Wednesday, February 22, 2012

How Did This Happen?


Last week, I received a catalog from a jewelry making supply company. I’ve ordered items from this company six or seven times during the last twenty years. Although I haven’t ordered anything from it in at least two years, I find a sale catalog from the company in the mailbox three or four times a year.

So I wasn’t surprised to get the catalog. What surprised me was that it was addressed to me at my new location. No, there wasn’t a yellow sticker from the USPS attached to it with my forwarding address. And anyway, I don’t think the post office forwards catalogs.

My current address was printed on the back of the catalog? I haven’t notified the company regarding my change of address, and I don’t plan to do so unless I order something from it online.

So now I’m wondering: How did that company get my new address? And who or what else has it?

Tuesday, February 14, 2012

My Date Did NOT Set My Best Friend on Fire


One February, way back when we were teens, my best friend, Kate, talked me into yet another blind date. The guy she liked lived ten miles away. He didn’t have a car, but his friend did. We met the guys at a nearby restaurant where we sat and talked for a couple hours.

Well, Kate and “Donnie” talked for a couple hours.

As for me, I wished that I had stayed home and read a good book. My date, I’ll call him “Joe,” was not someone my parents would have approved of. I won’t go into details, but I did notice that he had a lot of gray in his hair. I suspected that he had probably graduated from high school shortly after the end of World War II. Fortunately, Joe dozed off about twenty minutes after we were introduced.

Hey, I wasn’t that boring.

Thirty-plus years later, I wrote an anecdote about that bizarre double date and entered it in a Worst Date contest sponsored by a newspaper that no longer exists. Of course, being a writer, I, um, embellished the story a bit.

On Valentine’s Day, the newspaper published an article written by one of its reporters. The article included several worst date anecdotes submitted by readers (with no last names mentioned). Mine was the lead in. I knew it couldn’t miss. It began with, “My date set my best friend on fire.”

My entry related how Donnie had lit a cigarette and tossed the match into the ashtray. The hot match scored a direct hit on the cellophane cigarette wrapper, which burst into flames. I wrote that my dozing date woke up, assessed the situation, and started huffing and puffing. Thanks to Joe’s lung capacity, the mini torch went airborne and landed on Kate’s fuzzy black sweater.

Well, that was my story then, but I’m no longer sticking to it.

The reality: My date did not set my best friend on fire. I confess that I combined the blind date story with another “incident” that happened when Kate and I were at the restaurant a few months earlier. Yes, the ashtray fire really happened the way I wrote it, but Donnie and Joe were nowhere in sight.

Today, when friends read the tear sheet of that article, I tell them the truth: “Actually,” I say, “I’m the one who set Kate on fire.” But not to worry, Kate wasn’t hurt. Her sweater was only slightly singed, and the Pepsi stains came out in the wash.
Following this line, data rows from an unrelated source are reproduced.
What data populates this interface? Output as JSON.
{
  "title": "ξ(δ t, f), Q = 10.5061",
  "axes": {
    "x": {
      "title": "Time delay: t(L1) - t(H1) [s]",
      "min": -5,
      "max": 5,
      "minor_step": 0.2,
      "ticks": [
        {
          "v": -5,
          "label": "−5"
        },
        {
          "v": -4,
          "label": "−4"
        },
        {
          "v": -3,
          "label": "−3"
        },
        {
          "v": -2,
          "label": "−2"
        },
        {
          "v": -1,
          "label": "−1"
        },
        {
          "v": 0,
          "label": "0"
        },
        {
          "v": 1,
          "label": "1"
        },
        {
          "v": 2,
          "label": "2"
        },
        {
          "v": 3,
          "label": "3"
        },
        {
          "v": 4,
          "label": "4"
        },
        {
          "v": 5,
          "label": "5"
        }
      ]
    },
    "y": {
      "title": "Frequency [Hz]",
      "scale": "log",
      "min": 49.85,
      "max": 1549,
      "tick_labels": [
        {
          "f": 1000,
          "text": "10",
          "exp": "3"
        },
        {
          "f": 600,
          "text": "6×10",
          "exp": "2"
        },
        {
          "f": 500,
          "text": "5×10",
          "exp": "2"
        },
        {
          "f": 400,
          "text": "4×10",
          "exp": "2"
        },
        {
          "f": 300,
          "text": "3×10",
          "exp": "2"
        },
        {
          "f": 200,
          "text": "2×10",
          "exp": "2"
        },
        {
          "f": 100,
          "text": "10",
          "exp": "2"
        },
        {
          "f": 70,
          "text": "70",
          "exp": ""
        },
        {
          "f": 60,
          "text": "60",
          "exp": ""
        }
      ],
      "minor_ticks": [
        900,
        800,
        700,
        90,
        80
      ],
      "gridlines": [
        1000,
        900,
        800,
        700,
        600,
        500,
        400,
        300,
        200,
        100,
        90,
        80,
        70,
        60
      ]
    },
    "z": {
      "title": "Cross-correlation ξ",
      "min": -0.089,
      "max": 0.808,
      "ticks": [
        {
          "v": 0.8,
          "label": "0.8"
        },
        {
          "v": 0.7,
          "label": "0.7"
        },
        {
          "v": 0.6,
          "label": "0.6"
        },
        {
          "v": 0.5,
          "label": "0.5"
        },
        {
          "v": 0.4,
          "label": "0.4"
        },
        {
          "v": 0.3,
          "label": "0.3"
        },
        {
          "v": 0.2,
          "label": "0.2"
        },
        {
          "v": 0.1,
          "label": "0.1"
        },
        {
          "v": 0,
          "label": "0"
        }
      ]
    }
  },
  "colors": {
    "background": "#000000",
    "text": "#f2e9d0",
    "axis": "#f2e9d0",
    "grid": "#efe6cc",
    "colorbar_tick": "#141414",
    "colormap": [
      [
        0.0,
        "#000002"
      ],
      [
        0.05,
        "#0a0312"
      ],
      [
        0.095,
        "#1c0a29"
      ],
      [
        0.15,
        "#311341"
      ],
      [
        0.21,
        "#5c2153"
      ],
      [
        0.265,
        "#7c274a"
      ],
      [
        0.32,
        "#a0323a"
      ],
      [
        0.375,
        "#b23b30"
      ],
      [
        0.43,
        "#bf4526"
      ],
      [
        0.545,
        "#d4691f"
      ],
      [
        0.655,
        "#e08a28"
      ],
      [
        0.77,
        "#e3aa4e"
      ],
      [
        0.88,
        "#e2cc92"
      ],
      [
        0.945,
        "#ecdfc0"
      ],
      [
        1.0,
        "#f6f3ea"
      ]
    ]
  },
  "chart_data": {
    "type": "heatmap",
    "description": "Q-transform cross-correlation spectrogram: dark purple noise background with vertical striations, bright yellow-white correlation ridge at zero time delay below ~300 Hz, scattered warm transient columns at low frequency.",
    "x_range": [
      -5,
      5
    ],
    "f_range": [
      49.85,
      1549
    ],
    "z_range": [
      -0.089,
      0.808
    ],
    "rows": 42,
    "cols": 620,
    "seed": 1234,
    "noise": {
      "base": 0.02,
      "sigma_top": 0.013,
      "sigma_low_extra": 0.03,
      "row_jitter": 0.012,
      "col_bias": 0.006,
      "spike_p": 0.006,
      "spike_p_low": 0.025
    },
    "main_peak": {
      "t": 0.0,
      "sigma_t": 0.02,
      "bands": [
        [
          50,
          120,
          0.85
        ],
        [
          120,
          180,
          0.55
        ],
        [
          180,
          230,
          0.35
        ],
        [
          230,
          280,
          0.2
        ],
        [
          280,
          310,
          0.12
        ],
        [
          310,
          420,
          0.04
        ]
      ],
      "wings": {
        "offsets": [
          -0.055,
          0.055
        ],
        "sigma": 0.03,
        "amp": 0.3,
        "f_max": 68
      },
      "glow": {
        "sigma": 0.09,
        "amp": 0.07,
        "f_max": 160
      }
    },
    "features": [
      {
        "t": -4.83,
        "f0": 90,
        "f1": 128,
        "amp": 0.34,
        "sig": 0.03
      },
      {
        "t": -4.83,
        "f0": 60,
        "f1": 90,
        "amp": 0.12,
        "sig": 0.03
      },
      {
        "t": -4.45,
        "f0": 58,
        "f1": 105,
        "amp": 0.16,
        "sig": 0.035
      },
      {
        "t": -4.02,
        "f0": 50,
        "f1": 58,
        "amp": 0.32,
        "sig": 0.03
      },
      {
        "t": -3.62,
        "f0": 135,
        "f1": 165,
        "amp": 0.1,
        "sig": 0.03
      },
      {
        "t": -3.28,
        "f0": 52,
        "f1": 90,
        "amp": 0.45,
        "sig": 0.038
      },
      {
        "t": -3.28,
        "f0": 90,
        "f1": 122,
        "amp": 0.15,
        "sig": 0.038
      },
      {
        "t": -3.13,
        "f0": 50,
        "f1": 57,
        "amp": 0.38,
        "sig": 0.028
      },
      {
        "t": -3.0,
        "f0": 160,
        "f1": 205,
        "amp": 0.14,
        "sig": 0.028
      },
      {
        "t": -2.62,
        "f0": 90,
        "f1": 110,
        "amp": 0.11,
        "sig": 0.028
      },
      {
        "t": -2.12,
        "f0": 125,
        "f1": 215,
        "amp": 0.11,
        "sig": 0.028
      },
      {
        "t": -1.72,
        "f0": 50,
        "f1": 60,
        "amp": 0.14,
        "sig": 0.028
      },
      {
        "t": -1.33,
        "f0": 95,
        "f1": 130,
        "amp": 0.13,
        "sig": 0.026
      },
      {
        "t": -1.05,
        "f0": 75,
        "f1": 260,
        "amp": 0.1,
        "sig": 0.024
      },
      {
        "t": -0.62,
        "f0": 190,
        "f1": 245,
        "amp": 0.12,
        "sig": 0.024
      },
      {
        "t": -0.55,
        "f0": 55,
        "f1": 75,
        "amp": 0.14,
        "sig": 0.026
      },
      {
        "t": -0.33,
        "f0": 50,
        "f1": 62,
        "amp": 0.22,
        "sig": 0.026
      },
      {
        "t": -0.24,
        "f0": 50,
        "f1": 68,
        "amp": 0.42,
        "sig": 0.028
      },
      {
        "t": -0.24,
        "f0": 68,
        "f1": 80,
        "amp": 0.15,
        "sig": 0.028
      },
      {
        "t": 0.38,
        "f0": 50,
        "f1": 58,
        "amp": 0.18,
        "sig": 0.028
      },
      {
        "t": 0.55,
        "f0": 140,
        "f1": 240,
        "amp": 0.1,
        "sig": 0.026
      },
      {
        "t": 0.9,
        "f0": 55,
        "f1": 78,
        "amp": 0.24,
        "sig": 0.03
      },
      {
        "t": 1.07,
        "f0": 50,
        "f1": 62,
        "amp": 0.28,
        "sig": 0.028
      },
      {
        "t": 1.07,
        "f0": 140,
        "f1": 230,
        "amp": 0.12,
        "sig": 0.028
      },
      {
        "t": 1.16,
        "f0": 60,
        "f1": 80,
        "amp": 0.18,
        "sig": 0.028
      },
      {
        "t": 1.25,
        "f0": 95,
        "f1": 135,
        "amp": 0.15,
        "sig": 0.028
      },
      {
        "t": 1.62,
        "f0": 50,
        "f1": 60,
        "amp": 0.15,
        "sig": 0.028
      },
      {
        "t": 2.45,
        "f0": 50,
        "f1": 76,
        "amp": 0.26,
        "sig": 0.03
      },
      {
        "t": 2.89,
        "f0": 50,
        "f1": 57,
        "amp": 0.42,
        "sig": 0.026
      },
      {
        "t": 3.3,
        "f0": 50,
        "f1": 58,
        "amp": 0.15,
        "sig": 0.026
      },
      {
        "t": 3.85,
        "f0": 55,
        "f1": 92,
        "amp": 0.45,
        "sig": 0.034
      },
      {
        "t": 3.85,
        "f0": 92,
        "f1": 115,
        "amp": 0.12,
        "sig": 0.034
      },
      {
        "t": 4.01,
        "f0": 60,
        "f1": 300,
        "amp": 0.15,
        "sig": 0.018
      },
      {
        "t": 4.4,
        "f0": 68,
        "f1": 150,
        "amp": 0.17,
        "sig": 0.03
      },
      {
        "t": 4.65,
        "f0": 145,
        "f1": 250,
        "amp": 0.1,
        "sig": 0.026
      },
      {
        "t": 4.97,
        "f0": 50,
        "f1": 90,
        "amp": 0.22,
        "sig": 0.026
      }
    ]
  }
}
Monday, February 06, 2012

Cinderella, Snow White, and the Elves (Yes, Elves)

Way back when I worked full time, a coworker told me about a research paper she had written for a college class. I don’t remember the name of the class—something to do with child psychology, most likely. Her subject was fairy tales.


I’ll call my coworker “Susan,” although that wasn’t her real name. Susan interviewed several women while researching her project. She asked each woman what her favorite fairy tale was when she was five years old.

According to Susan, whatever your favorite childhood fairy tale was, that’s how you thought your life was going to turn out. In other words, if your favorite fairy tale was Cinderella or Snow White, your five-year-old self figured you’d grow up, meet a handsome prince, and live happily ever after.

Right.

Unlike my friends in kindergarten, I wasn’t impressed by Cinderella or Snow White. I liked the story about the elves and the shoemaker. I thought it was really neat that the elves helped out the tired shoemaker and his wife by making shoes while the couple got a decent night’s sleep.

I guess my preference meant that, when I grew up, I thought I would find someone to do my chores for me. Chores like cooking and cleaning for example.

As it turned out, that did happen. Sort of. Other Half retired many years before I did. So, while I worked full time, he did most of the housework.

But no longer. Now that I’m retired from full-time work, Other Half figures that he’s retired from doing just about anything around the house.

So I do it all now. And I’ve accepted that. But I’m also beginning to suspect that the shoemaker took advantage of the elves.